Anorexia Nervosa (AN) is a potentially debilitating mental illness with expensive treatment costs and oftentimes poor outcomes. Previous studies have found that having AN is associated with a vegetarian diet and that anxiety plays a role in food avoidance behavior, where ill individuals generally prefer low calorie foods over high calorie foods. The role of pathogen disgust sensitivity in meat and plant preference of AN individuals however has, to my knowledge, never been previously examined. The restriction of meat intake may be an adaptive response necessary to navigate food threats associated with pathogen risk at a time when the individual is more susceptible to disease. In the present study, the associations between pathogen disgust sensitivity, meat preference, plant preference and a lifetime prevalence of anorexia nervosa (AN-LTP) were examined. Individuals with AN-LTP were expected to prefer meats less than individuals without anorexia nervosa (non-AN); AN-LTP individuals were expected to prefer meats less than plants; and AN-LTP was expected to moderate the association between pathogen disgust sensitivity and food preferences. Data collection was conducted through survey methods as a part of the Genetics of Sexuality and Aggression project at bo Akademi University in Turku, Finland in 2019. For the present study, 8124 participants were included (416 women and 31 men with AN-LTP). Having AN-LTP was associated with different food preferences in comparison to non-AN individuals for men and women. Women with AN-LTP preferred meat less than plants, whereas for AN-LTP men, meat and plant preference did not differ. AN-LTP men preferred meats less than non-AN men. The AN-LTP and non-AN men groups did not differ in their plant preference. The AN-LTP women preferred meats less and plant more than non-AN women. Higher ratings of pathogen disgust sensitivity were associated with lower meat preference, and lower plant preference. No moderation of AN-LTP was found on the association between pathogen disgust sensitivity and meat and plant preference.
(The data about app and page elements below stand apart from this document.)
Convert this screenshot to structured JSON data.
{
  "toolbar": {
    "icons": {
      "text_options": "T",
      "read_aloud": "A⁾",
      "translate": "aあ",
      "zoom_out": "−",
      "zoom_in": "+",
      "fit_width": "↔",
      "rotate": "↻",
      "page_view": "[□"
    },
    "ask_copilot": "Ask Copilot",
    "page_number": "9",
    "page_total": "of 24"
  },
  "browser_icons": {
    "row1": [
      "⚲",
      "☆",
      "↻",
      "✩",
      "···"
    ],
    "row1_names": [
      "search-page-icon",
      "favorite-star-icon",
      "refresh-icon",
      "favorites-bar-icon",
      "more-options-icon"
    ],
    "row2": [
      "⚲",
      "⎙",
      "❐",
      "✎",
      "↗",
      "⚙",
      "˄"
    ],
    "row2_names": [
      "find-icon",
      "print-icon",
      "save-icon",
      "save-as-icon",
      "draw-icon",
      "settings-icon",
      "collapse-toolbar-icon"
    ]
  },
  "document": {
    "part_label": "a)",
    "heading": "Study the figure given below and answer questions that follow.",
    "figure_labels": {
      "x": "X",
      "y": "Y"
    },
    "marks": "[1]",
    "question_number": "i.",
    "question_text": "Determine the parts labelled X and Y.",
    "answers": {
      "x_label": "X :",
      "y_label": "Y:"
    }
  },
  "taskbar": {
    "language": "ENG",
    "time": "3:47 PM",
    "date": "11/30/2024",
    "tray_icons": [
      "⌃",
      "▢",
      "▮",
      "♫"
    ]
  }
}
Although food preferences differ between AN-LTP and non-AN individuals, the differences between the groups are not associated with differences in pathogen disgust sensitivity.
- 515 Psykologia